1. Basil: Cilantro and basil can be grown together, as they have similar sun and water requirements. Plus, they make a flavorful combination in many dishes.
2. Spinach: Cilantro can be planted near spinach, as they have similar growing conditions. The cilantro can provide some shade to the spinach, which can be beneficial in hot climates.
3. Chives: Chives and cilantro can coexist well in the garden. They both thrive in full sun and well-drained soil, making them suitable companions.
Can You Plant Cilantro Next To Peppers?
Yes, cilantro and peppers can be planted together. Cilantro acts as a beneficial companion plant for peppers, attracting pollinators and beneficial insects. Also, cilantro can help repel pests like aphids and spider mites, which are common issues for pepper plants.
Can Cilantro Grow With Tomatoes?
Cilantro and tomatoes can be grown together in the garden. They have similar sunlight and water requirements, making them compatible companions. Cilantro can help attract beneficial insects that can assist in pollinating tomato flowers. However, something to keep in mind is cilantro has a relatively short lifespan and may bolt and go to seed before tomatoes fully mature. To ensure a continuous supply of cilantro, successive plantings might be needed.

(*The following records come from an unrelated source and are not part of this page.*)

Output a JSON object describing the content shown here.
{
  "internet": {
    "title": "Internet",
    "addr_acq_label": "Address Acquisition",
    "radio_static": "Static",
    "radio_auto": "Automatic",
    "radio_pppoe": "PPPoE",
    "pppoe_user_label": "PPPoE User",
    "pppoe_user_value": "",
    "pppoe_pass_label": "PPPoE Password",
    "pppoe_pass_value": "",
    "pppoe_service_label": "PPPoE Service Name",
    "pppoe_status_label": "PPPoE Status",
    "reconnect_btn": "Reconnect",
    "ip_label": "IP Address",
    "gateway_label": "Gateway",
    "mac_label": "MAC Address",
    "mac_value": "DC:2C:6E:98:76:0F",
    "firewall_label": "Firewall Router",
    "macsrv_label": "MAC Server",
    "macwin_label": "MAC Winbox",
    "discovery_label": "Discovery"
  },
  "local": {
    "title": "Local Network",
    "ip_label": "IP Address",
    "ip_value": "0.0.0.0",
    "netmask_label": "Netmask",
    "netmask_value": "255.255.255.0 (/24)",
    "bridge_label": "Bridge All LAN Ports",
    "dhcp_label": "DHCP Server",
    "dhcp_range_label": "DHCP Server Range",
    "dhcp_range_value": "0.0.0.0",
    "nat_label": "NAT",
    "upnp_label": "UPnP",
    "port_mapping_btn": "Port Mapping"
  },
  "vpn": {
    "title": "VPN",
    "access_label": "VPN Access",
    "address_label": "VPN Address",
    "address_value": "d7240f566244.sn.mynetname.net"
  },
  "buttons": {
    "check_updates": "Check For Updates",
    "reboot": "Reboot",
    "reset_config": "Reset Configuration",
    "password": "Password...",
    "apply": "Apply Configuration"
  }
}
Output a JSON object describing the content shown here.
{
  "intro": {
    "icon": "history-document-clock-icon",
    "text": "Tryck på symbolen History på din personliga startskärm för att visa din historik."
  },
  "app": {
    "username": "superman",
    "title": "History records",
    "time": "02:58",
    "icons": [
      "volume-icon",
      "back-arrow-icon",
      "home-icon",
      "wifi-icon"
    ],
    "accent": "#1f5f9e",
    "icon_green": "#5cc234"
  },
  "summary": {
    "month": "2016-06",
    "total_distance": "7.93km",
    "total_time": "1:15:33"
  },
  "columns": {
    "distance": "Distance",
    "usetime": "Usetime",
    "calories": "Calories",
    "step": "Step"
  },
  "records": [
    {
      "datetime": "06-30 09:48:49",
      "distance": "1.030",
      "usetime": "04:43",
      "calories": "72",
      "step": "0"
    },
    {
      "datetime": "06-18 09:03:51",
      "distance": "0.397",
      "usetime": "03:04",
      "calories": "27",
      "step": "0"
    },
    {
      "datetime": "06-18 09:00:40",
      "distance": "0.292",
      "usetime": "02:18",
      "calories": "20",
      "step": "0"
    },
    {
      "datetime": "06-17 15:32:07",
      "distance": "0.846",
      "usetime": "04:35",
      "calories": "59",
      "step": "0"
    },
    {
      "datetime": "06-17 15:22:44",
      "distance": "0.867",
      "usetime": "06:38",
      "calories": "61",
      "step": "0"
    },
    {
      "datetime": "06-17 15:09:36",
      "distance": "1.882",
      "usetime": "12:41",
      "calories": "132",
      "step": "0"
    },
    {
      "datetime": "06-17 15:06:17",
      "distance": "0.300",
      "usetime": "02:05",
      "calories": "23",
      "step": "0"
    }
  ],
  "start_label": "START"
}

What are the best companion plants for cilantro in an herb garden?
The best companion plants for cilantro would be basil, dill, parsley, chives, and marigolds. These herbs have similar growing requirements and can help deter pests when planted together.
Can cilantro be planted next to other vegetables in a garden?
Yes, cilantro can be planted next to other vegetables in a garden. It is particularly beneficial to plant cilantro near tomatoes, peppers, and beans as it can attract beneficial insects that help with pollination and pest control.
How far apart should I space my cilantro plants from their companion plants?
For the best results, make sure to space your cilantro plants at least 6 inches apart from their companion plants to allow airflow.
Does cilantro provide shade to other plants?
No, cilantro does not provide shade to other plants as it is a low-growing herb.
Does cilantro attract any bad bugs?
No, cilantro does not attract any bad bugs in your garden. In fact, it has been known to repel some harmful insects.
Can cilantro grow in full sun?
Yes, cilantro can grow in full sun, but it also tolerates partial shade. It is a versatile little herb.
Can cilantro help keep bad bugs away from other plants?
Yes, cilantro can help repel bad bugs away from other plants when planted nearby.
What are some benefits of planting cilantro near other plants?
Some benefits of planting cilantro near other plants include attracting beneficial insects, repelling harmful bugs, and enhancing the flavor of neighboring crops.
What makes a good companion plant for cilantro?
A good companion plant for cilantro is one that does not compete for resources, has similar water and sunlight requirements, and benefits from the presence of cilantro.